PROMPT -
Work out how many lines in the material below hold "icon", then give only that number.

SUPPLIED MATERIAL -
★ ★ ★ ★ ★ ★ ★

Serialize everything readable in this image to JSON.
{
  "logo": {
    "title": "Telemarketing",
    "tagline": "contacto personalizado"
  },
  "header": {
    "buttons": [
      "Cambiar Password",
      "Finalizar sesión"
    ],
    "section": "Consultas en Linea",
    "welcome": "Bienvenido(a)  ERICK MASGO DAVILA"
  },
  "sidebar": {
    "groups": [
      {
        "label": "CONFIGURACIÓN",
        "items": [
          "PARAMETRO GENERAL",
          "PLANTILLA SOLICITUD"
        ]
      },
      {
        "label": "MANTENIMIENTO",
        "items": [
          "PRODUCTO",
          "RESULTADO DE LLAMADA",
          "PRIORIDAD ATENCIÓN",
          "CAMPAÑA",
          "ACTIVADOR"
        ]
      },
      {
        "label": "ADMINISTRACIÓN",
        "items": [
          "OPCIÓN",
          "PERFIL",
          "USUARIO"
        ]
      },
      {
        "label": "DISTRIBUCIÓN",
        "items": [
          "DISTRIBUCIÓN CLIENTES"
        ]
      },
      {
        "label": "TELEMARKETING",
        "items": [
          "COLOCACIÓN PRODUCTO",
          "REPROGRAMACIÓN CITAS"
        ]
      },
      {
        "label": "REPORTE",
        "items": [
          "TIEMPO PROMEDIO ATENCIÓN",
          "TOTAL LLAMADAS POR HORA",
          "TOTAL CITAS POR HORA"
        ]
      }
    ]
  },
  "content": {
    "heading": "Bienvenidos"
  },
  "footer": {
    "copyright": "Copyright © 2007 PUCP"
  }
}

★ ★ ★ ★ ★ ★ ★

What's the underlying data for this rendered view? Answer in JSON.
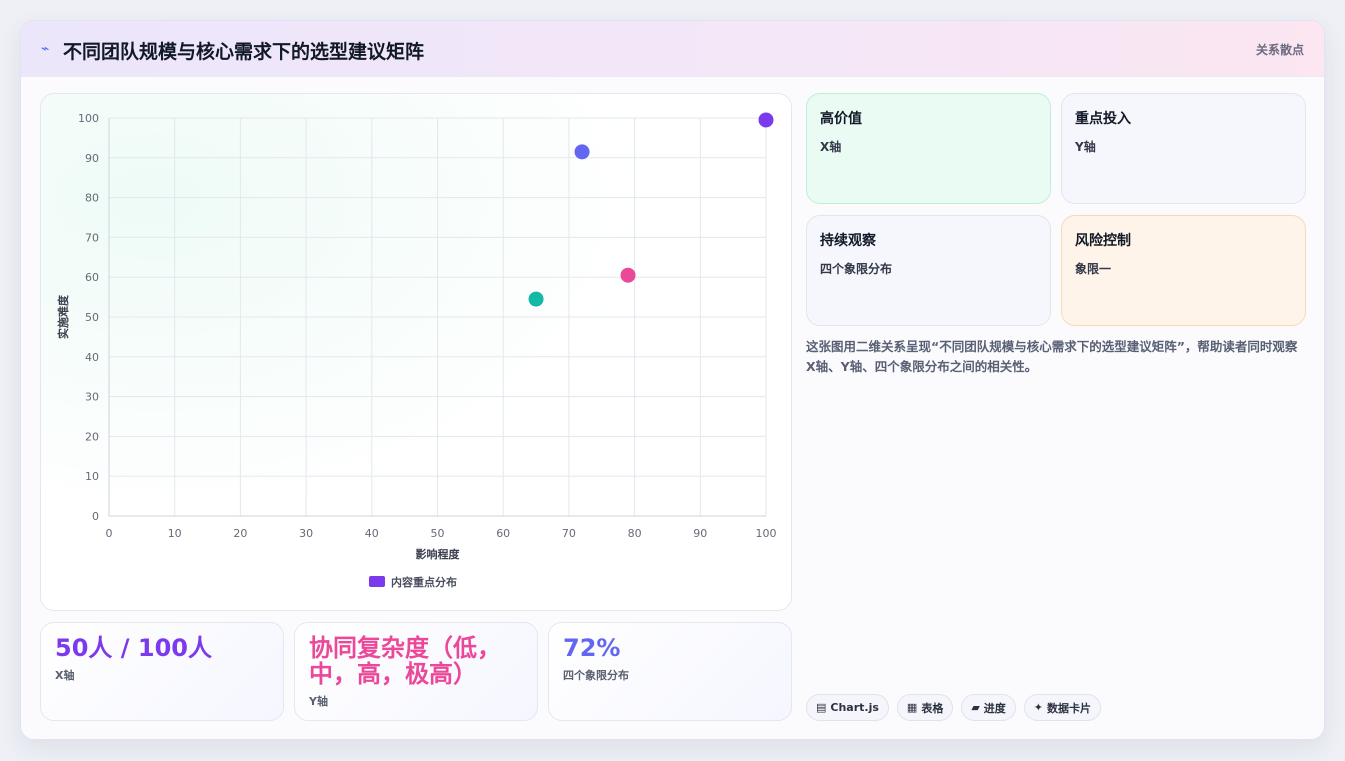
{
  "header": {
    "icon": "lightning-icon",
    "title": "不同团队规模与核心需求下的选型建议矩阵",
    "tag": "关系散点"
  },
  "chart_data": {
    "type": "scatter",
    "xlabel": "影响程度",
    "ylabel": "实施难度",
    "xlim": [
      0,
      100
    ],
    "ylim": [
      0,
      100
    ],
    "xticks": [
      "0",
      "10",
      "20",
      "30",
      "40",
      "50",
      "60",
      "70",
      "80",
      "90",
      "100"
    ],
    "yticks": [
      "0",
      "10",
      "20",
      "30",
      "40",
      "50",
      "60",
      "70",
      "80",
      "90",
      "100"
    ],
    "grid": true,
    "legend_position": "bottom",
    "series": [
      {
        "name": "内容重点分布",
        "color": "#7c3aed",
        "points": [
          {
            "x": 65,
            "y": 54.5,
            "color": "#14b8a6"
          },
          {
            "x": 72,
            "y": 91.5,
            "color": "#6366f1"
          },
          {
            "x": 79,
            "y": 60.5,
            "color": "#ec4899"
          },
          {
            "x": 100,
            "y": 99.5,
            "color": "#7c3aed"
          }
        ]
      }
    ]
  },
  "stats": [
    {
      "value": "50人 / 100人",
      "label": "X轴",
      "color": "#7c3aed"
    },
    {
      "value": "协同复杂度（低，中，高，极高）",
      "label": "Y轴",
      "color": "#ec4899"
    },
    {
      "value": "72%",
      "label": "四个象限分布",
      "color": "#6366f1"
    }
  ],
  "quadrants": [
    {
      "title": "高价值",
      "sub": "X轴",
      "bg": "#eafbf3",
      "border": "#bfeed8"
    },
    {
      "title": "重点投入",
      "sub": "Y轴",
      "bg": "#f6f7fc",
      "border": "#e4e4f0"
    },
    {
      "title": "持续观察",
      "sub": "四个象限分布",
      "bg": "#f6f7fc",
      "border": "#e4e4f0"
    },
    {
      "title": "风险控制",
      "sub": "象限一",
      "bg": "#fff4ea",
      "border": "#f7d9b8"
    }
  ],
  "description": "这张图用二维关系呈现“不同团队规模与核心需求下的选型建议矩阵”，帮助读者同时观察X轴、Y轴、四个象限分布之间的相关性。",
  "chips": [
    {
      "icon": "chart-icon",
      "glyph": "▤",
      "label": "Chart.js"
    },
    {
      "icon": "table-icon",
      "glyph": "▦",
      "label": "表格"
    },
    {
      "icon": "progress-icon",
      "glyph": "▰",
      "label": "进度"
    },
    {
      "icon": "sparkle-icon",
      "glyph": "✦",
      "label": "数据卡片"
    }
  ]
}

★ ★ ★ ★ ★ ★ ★

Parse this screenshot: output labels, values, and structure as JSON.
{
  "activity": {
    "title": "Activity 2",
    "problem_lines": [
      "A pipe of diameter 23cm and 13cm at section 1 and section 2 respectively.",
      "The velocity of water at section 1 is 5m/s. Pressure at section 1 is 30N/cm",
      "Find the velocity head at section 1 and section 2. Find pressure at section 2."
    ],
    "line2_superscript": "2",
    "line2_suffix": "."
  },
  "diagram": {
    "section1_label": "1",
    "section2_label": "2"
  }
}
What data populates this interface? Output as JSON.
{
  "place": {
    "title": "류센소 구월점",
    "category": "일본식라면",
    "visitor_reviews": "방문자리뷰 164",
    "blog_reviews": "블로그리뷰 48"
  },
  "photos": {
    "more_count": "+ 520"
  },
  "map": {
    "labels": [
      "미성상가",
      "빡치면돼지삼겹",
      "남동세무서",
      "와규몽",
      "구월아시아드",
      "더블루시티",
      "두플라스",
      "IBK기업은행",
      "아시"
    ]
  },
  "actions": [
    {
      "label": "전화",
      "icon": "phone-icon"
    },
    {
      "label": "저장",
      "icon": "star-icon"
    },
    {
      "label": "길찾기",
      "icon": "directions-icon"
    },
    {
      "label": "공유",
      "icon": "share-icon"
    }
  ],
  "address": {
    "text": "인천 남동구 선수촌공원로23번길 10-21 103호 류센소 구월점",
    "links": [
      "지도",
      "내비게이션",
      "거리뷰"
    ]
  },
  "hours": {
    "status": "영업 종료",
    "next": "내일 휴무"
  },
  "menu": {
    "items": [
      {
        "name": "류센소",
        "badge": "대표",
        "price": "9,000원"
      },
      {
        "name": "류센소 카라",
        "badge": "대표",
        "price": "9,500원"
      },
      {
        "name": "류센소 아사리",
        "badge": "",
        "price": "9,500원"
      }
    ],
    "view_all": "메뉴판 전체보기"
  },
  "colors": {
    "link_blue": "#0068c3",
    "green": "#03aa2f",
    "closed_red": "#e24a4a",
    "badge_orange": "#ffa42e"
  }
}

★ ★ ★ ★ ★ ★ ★

ANSWER FOR THE TASK -
9